Go through the data below and return each line where the string "image" appears.

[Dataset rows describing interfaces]
>>>

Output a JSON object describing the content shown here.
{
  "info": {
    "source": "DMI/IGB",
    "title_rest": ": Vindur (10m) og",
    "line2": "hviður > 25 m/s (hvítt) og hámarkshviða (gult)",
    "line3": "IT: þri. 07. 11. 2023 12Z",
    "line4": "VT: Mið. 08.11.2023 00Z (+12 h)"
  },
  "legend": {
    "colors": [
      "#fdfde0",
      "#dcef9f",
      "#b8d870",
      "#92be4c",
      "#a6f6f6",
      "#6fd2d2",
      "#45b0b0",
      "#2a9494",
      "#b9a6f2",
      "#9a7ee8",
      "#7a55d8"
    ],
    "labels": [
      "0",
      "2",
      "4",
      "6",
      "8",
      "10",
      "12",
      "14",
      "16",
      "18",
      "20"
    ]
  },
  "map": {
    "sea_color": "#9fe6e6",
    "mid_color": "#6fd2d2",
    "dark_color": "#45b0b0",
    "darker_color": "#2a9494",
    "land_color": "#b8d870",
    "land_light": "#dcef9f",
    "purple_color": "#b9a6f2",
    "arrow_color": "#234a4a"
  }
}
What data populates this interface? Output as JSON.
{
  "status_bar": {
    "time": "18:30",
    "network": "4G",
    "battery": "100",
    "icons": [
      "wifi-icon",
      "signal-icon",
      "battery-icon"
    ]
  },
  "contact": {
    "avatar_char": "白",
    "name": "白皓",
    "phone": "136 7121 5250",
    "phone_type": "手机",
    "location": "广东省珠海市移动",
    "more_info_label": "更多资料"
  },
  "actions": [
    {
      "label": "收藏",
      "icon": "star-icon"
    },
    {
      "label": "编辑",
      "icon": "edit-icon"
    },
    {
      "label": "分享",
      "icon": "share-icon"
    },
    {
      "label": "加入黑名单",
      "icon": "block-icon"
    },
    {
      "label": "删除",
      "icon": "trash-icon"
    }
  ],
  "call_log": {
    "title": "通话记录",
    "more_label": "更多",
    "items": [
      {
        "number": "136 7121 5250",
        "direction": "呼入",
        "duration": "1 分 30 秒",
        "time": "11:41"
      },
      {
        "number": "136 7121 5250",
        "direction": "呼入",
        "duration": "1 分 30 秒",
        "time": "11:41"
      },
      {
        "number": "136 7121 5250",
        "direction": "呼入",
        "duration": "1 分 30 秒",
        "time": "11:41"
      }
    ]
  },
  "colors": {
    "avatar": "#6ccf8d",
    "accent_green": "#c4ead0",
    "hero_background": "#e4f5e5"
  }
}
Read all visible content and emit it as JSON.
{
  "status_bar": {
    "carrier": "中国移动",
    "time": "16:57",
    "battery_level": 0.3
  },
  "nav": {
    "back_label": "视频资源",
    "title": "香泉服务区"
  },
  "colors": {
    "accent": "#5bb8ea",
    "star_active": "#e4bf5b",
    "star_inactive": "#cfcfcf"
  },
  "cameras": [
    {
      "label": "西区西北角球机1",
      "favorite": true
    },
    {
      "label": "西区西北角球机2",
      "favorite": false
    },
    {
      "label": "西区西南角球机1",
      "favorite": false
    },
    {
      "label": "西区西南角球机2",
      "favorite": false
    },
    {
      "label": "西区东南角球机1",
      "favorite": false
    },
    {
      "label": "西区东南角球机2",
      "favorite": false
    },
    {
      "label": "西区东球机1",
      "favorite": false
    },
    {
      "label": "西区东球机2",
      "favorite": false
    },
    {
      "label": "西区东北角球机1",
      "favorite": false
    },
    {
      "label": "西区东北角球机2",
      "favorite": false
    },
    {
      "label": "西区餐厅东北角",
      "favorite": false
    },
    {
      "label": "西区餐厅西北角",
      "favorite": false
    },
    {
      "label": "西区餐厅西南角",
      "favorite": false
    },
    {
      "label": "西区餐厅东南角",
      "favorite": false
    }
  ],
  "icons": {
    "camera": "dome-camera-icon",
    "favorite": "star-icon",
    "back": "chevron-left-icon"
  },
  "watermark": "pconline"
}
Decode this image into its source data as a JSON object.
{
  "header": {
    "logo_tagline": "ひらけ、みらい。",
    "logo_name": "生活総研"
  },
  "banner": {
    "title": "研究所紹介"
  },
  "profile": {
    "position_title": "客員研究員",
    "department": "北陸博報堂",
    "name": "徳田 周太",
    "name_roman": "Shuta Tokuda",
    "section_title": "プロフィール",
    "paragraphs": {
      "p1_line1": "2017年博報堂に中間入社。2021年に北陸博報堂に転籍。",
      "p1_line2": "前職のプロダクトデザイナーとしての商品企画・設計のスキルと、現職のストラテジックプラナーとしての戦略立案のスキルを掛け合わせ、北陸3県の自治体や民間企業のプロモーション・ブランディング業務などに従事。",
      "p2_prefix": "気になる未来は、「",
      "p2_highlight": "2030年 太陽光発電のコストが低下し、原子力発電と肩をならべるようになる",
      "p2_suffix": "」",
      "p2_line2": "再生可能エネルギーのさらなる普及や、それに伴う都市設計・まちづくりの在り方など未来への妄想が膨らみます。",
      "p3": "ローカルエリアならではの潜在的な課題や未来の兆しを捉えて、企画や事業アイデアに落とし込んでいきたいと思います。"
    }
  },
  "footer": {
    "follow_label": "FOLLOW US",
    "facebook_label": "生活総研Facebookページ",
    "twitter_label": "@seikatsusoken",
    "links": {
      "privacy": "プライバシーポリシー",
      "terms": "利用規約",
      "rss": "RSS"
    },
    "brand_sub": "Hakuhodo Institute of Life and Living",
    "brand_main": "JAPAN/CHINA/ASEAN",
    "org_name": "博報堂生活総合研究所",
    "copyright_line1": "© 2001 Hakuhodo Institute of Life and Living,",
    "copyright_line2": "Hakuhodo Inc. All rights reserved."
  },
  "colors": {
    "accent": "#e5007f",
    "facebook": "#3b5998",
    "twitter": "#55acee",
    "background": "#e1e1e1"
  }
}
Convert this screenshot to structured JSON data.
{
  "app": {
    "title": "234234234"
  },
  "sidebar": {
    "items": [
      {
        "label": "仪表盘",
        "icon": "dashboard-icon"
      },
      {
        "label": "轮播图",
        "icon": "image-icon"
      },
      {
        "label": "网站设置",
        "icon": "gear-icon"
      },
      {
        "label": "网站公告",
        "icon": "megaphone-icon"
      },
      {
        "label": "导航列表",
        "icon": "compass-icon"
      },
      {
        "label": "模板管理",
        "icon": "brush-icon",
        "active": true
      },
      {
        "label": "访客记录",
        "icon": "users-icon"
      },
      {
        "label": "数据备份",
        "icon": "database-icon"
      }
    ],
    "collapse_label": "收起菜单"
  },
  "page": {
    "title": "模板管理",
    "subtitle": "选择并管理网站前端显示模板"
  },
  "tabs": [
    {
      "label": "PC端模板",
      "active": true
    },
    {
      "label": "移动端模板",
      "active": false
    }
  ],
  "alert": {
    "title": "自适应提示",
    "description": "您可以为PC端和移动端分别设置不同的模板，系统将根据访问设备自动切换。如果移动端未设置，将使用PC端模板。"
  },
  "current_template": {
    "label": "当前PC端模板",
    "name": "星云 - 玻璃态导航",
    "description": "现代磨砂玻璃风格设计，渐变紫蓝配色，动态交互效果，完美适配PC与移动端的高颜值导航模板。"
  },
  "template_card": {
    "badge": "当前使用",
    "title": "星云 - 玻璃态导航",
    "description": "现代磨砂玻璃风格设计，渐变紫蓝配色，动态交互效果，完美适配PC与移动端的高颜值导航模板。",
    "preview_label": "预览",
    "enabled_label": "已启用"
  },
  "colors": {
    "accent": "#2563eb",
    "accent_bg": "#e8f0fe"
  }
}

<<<

**Response area**.
Decode this image into its source data as a JSON object.
        "icon": "image-icon"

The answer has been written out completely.